While great progress has been made in creating HPV vaccines, current approaches to prevent infection have limitations.
The report published by the CDC also addressed the oral HPV infections among adults.
The survey also showed that men were the most affected by HPV when compared to women, while black people were considerably more affected when compared to other ethnic and racial groups. Though recent numbers have shown high HPV rates, vaccinating adolescents has been the proven way to bring these totals down. The CDC recommends the HPV vaccine for young women through the age of 26, and for young men through 21.
Wyand added that "HPV immunization is a sparkling triumph of public health".
Electra Paskett, a cancer control researcher at the Ohio State University Comprehensive Cancer Center, pointed out that there's still a lack of urgency among parents to get their children vaccinated. "It is a cancer vaccine", Paskett said.
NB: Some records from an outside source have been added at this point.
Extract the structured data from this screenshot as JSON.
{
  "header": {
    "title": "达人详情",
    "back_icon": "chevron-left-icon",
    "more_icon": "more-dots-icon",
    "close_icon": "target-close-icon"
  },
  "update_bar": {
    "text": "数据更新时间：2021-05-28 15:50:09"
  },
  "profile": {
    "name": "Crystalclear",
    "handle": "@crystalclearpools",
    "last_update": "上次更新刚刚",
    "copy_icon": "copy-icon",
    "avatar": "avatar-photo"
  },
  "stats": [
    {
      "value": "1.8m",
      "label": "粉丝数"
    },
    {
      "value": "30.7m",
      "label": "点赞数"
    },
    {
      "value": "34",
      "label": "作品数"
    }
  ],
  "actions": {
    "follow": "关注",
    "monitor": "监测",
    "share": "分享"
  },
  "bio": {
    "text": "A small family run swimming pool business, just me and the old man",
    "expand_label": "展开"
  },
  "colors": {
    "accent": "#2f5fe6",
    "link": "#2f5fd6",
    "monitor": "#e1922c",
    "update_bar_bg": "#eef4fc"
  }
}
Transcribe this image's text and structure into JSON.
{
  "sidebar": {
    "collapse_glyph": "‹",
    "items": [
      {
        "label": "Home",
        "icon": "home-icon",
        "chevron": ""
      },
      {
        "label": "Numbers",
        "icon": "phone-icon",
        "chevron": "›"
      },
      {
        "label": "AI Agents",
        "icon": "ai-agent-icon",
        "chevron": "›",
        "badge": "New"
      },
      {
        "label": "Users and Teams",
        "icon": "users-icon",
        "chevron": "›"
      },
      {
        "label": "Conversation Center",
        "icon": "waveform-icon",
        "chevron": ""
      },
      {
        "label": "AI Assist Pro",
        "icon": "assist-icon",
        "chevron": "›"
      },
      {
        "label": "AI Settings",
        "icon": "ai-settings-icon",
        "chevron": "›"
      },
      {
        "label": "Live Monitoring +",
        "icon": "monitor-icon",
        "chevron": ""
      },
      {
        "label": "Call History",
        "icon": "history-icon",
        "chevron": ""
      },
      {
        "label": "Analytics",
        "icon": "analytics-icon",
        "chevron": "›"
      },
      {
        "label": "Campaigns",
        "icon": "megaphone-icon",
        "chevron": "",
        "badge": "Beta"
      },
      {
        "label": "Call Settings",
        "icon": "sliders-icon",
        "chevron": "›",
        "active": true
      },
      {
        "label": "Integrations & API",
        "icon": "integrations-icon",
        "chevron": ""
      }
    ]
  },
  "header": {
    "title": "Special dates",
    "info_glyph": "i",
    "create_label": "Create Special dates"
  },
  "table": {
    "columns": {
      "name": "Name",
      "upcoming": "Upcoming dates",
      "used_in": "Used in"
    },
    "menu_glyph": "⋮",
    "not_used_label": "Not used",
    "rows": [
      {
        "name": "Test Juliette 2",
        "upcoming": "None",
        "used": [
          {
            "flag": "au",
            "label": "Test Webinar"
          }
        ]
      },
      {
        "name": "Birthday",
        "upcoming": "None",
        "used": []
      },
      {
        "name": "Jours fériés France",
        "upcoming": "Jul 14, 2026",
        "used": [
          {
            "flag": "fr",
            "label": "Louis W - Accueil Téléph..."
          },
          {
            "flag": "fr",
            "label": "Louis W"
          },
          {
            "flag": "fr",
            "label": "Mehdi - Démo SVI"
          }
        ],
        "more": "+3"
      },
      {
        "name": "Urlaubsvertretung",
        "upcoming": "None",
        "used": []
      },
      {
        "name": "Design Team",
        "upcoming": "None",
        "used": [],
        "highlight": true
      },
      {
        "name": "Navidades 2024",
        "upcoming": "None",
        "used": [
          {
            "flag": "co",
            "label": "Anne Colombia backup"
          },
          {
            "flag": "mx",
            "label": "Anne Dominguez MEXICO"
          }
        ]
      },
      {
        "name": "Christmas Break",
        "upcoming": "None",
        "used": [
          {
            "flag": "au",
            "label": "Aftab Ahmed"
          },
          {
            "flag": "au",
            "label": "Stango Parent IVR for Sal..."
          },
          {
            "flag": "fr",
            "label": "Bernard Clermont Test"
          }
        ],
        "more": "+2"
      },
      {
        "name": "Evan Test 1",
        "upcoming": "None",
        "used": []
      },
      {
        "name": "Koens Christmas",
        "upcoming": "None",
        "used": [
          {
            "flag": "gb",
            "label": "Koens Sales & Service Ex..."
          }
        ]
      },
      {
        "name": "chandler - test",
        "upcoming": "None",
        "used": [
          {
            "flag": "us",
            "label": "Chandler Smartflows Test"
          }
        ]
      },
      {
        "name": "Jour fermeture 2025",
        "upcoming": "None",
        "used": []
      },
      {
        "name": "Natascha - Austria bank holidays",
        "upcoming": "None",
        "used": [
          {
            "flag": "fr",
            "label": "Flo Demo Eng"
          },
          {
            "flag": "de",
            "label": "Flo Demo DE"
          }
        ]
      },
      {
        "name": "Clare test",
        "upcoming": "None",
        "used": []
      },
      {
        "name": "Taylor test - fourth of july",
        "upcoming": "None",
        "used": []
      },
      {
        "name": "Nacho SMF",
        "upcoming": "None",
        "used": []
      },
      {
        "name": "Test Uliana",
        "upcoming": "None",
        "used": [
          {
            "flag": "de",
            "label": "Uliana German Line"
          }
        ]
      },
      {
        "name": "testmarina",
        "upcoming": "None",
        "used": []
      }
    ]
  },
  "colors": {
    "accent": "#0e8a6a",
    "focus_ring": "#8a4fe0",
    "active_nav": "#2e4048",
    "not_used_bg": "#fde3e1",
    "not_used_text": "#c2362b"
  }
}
Dr. Lois Ramondetta, a professor of gynecologic oncology at MD Anderson Cancer Center in Texas, told NBC News previous year: "There is an epidemic of HPV related cancers in men, specifically those of the tonsil and the back of the tongue. It is important that we share this good news to encourage continued participation in this successful programme". Our role as an independent, fact-based news organization has never been clearer.